Data extracted from a collection —

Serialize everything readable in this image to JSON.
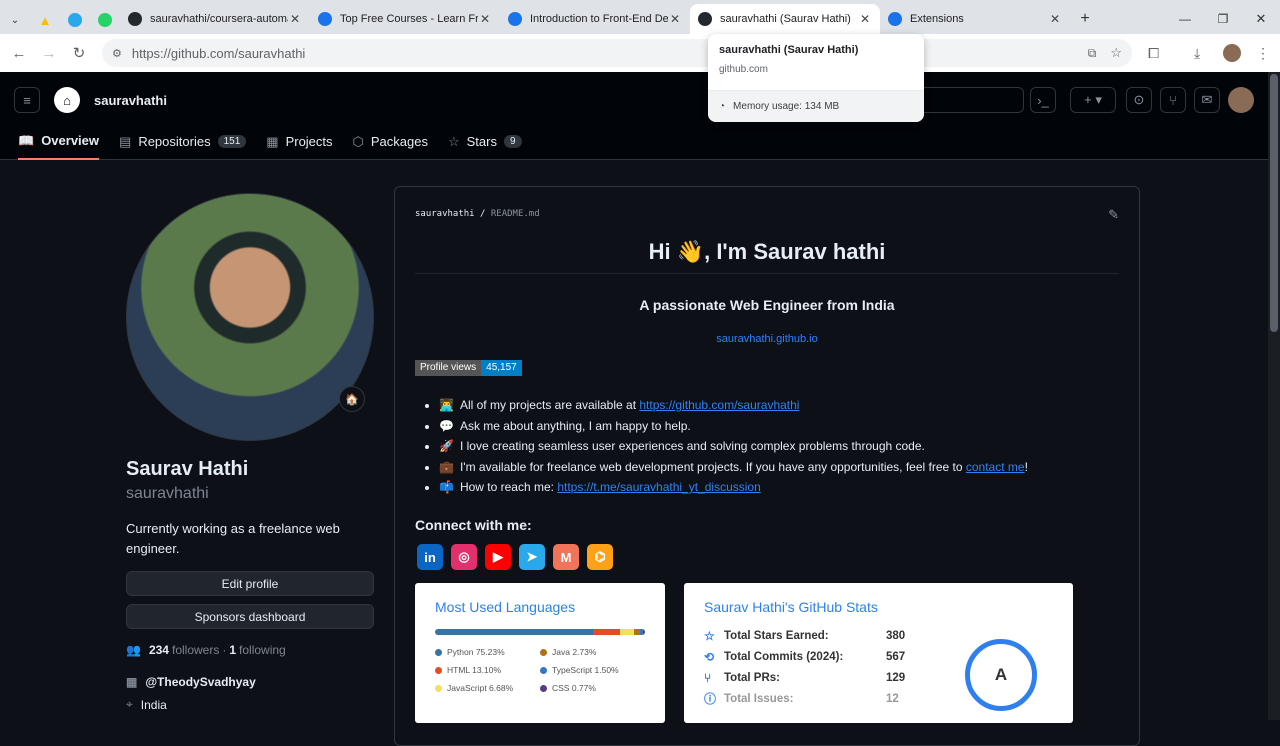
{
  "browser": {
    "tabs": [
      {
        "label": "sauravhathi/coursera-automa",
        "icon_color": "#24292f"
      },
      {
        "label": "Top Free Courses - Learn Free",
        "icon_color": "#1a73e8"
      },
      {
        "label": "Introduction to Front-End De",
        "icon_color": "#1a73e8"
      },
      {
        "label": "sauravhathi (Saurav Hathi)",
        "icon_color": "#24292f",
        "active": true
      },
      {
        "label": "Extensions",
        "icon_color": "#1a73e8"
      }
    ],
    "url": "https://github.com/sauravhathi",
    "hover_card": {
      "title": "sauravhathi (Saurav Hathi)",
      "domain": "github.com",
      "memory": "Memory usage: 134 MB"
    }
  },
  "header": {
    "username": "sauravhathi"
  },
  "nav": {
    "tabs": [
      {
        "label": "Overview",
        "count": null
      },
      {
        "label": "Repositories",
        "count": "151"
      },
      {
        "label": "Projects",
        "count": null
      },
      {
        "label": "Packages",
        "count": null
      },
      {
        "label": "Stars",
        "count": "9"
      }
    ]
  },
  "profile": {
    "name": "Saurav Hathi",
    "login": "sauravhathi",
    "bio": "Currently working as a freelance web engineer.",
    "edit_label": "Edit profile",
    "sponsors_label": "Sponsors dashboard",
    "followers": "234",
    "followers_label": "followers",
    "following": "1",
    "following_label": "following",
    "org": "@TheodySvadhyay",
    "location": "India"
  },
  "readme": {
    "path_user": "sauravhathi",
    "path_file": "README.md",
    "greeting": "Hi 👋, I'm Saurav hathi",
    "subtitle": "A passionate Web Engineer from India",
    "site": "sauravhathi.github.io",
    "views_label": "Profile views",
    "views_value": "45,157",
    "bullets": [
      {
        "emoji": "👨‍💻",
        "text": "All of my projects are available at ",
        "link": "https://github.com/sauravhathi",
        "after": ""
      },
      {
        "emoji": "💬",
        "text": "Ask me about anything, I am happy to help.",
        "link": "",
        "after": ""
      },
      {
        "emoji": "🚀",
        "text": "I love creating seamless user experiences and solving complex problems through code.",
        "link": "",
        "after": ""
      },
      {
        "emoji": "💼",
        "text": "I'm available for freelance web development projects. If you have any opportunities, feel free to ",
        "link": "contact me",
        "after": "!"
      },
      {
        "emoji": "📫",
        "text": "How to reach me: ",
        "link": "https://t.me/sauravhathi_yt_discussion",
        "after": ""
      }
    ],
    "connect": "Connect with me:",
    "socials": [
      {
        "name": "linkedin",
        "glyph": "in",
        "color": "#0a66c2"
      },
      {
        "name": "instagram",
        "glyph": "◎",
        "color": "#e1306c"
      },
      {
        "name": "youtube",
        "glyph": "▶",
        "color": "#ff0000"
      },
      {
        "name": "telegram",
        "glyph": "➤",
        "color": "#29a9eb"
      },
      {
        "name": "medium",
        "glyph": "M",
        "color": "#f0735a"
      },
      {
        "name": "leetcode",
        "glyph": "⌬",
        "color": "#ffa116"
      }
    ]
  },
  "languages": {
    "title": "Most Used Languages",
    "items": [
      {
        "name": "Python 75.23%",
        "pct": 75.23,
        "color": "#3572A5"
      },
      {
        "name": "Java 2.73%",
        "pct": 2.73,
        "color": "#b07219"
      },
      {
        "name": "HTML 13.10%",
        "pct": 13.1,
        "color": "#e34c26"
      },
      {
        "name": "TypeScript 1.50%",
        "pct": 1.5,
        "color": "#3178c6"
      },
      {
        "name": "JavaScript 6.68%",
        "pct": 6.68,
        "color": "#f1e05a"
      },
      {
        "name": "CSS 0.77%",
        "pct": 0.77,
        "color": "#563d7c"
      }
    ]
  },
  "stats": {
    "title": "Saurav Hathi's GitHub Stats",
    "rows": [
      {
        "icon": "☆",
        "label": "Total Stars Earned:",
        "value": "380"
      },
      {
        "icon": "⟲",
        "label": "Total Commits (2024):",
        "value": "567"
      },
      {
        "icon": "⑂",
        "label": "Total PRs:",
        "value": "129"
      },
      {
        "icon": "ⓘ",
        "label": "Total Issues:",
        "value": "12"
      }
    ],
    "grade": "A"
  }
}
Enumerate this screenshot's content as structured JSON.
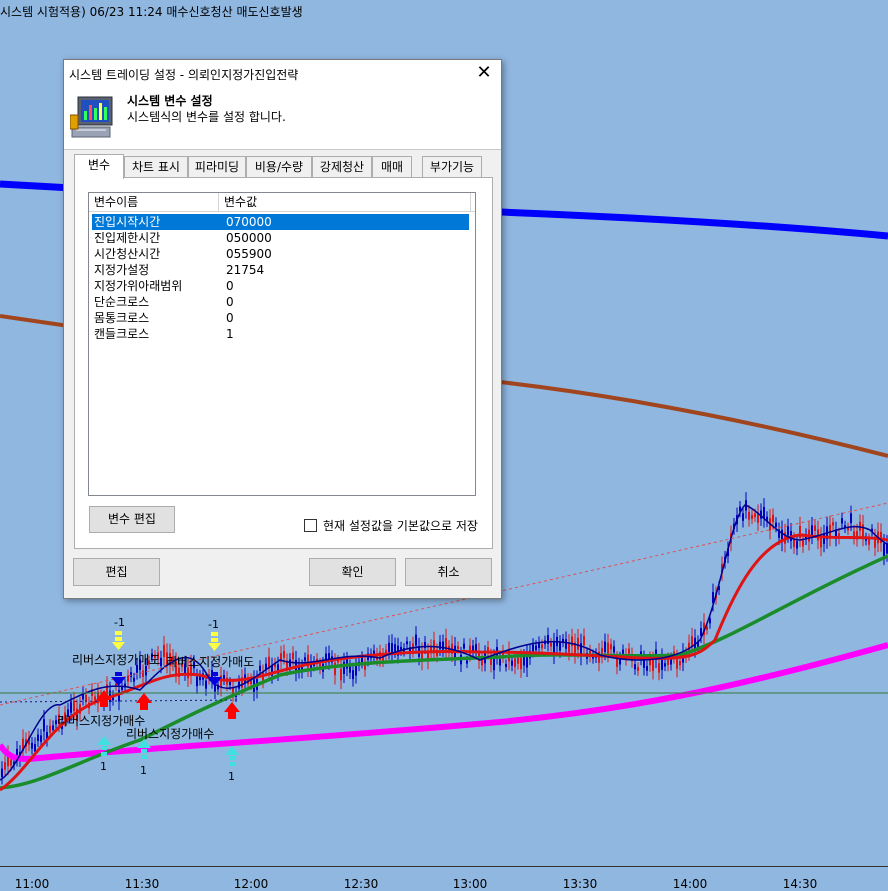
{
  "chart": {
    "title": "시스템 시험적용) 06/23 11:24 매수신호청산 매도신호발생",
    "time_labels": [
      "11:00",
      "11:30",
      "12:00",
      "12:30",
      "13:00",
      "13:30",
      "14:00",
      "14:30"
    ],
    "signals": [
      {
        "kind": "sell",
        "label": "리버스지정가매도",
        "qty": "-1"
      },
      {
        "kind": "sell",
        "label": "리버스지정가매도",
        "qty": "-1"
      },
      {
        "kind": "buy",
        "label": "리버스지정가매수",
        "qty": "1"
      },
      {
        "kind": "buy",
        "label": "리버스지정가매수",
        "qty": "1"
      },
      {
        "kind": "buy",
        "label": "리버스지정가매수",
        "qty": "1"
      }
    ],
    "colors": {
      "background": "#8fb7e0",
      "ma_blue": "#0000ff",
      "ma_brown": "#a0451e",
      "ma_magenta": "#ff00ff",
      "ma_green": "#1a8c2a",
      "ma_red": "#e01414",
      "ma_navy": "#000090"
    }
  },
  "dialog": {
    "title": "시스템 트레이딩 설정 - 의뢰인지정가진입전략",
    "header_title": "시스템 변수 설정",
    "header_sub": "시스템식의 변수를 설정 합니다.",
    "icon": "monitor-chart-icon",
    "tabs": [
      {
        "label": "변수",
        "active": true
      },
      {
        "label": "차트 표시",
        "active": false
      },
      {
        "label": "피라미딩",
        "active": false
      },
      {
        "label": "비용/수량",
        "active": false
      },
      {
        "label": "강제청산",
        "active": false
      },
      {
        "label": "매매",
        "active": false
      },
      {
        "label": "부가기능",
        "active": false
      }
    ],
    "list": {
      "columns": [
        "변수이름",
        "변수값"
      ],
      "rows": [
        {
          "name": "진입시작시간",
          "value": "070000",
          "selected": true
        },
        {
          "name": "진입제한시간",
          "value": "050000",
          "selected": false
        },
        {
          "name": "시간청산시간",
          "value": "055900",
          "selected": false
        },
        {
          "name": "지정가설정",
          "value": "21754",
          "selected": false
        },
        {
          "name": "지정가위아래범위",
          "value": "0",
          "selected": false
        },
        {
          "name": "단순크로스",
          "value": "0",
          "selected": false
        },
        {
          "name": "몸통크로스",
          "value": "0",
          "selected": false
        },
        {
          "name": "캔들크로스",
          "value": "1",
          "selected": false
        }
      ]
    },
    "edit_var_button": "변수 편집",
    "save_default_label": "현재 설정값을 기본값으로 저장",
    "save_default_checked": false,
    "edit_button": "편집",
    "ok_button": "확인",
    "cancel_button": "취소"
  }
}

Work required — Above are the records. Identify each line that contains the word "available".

Solution —
        "text": "All of my projects are available at ",
        "text": "I'm available for freelance web development projects. If you have any opportunities, feel free to ",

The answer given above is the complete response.